• _WORK INSTRUCTIONS_: If a line in the data below contains "JSON", copy it.
(Beginning of SOURCE INFORMATION)
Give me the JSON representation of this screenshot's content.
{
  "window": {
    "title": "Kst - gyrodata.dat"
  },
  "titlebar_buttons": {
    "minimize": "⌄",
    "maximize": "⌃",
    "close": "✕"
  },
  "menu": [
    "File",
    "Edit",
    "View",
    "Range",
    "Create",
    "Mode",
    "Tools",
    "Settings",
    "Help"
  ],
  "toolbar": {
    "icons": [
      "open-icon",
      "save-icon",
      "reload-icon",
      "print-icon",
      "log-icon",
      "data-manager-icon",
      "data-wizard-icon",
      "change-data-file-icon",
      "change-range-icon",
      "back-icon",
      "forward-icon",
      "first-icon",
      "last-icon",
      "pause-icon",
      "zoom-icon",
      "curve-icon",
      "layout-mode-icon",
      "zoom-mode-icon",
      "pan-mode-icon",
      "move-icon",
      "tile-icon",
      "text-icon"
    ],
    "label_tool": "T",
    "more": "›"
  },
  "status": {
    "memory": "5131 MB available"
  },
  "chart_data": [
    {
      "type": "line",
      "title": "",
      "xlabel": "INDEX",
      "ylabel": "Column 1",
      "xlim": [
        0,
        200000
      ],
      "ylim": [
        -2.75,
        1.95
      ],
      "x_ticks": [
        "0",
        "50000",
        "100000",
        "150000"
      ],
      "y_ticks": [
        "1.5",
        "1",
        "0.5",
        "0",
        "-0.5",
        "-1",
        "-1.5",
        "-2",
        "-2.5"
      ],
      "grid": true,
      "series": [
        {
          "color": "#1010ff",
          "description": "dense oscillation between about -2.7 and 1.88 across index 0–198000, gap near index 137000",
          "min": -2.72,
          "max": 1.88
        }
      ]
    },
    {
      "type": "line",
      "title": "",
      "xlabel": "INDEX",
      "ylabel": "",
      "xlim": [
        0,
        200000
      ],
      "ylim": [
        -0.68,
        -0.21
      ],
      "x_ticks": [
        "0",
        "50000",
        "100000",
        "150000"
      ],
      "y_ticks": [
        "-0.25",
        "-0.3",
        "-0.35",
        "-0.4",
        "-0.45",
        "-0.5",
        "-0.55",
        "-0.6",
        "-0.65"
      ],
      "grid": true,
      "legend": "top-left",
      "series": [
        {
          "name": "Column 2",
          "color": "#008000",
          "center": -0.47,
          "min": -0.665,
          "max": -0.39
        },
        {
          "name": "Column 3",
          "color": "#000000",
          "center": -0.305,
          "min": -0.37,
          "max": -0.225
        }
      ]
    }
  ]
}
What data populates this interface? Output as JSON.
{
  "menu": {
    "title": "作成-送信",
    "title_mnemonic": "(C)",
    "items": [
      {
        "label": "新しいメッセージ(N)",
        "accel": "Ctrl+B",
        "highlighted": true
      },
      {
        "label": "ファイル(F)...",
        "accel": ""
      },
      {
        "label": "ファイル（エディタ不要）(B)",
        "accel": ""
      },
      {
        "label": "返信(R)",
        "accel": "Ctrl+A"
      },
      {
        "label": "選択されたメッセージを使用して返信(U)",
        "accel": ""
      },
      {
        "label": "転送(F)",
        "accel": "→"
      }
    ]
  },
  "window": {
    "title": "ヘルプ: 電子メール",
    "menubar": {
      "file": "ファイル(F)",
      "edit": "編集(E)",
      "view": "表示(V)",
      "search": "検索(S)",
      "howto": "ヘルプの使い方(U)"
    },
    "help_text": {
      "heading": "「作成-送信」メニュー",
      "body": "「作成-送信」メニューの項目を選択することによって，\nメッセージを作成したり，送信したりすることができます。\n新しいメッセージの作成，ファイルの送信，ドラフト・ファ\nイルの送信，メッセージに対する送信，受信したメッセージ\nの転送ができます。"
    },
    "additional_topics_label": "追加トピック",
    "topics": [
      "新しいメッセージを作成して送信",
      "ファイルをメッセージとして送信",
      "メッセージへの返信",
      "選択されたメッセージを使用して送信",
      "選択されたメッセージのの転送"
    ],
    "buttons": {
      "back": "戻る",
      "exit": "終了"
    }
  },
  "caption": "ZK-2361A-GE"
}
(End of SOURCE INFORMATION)
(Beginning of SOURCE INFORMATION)
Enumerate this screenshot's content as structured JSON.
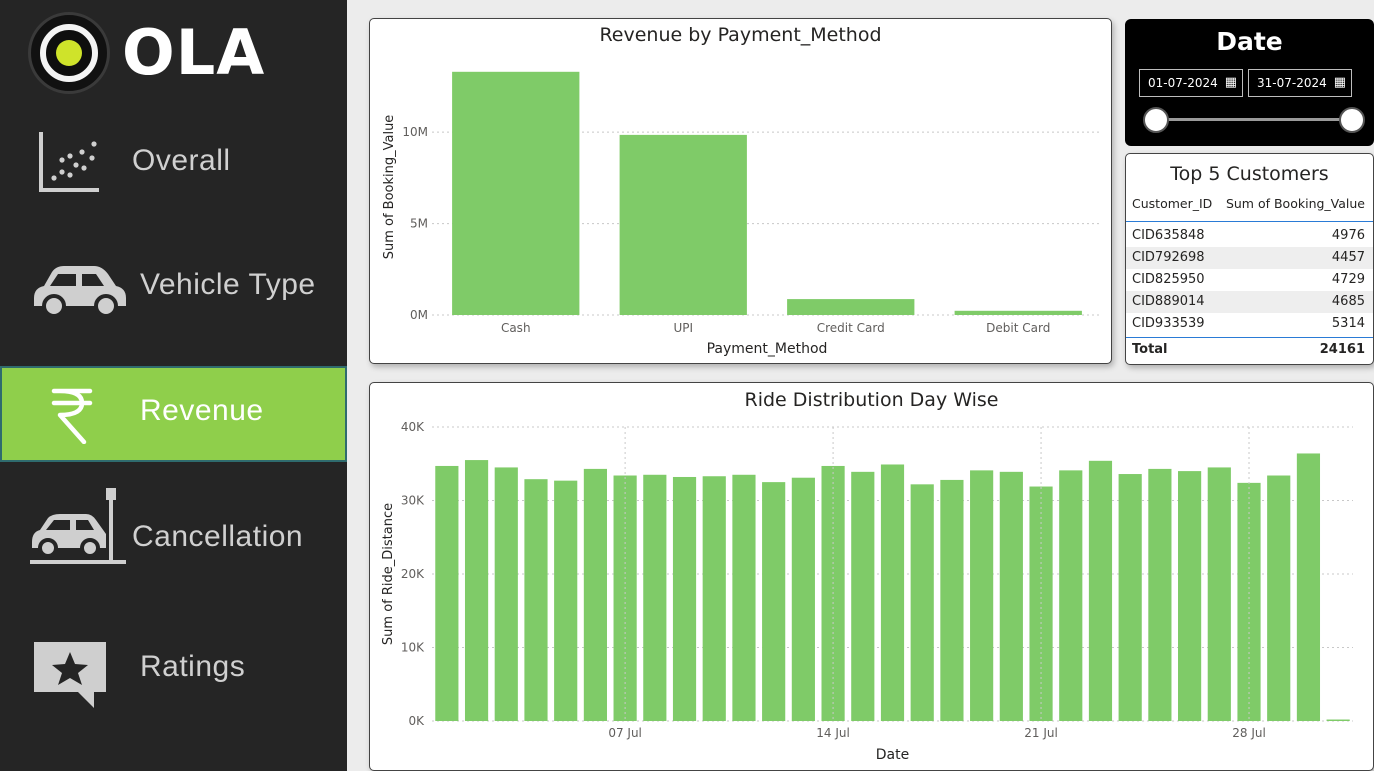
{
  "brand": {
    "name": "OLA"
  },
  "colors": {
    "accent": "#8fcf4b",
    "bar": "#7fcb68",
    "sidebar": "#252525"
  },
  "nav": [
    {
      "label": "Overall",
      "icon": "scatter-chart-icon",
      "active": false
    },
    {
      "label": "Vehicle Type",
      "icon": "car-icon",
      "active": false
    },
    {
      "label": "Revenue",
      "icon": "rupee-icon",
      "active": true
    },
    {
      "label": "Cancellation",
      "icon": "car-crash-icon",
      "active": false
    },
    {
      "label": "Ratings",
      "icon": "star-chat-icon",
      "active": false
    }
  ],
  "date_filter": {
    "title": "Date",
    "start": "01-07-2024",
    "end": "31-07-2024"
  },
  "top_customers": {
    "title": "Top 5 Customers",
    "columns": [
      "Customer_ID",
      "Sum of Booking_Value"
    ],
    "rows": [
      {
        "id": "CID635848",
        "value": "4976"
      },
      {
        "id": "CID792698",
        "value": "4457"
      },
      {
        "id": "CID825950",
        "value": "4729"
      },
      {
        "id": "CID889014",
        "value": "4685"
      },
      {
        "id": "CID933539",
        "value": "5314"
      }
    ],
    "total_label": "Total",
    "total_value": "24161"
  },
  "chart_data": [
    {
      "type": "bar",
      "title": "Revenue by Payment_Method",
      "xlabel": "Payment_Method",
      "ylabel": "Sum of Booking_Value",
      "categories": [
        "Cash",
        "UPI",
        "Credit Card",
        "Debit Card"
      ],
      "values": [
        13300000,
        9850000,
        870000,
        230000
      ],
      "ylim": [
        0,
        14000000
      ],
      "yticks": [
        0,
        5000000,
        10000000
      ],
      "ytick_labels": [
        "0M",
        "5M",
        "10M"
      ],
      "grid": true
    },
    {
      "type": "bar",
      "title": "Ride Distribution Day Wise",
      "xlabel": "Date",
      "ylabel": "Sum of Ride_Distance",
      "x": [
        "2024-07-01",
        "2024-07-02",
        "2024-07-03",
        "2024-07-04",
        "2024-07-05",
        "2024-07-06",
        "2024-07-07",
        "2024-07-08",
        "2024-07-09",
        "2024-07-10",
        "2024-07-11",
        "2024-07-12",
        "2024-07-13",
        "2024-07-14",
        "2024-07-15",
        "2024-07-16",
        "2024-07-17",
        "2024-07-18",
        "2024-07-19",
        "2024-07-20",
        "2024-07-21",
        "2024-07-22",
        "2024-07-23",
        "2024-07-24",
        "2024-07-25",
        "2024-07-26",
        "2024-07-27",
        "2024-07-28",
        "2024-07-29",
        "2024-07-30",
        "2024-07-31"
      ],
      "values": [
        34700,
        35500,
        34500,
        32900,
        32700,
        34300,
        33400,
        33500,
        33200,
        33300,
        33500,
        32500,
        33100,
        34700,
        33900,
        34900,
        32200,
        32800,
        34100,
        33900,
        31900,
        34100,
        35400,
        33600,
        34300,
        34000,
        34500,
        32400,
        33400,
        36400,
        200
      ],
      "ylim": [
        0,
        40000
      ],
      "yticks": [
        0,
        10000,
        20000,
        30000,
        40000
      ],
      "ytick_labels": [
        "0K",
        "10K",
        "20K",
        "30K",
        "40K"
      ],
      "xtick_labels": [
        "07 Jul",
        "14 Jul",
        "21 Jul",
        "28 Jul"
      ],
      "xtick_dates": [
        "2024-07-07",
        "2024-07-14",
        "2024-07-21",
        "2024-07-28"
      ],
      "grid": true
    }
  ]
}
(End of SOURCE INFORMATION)
• _TASK OUTPUT_:
Give me the JSON representation of this screenshot's content.
What data populates this interface? Output as JSON.
Enumerate this screenshot's content as structured JSON.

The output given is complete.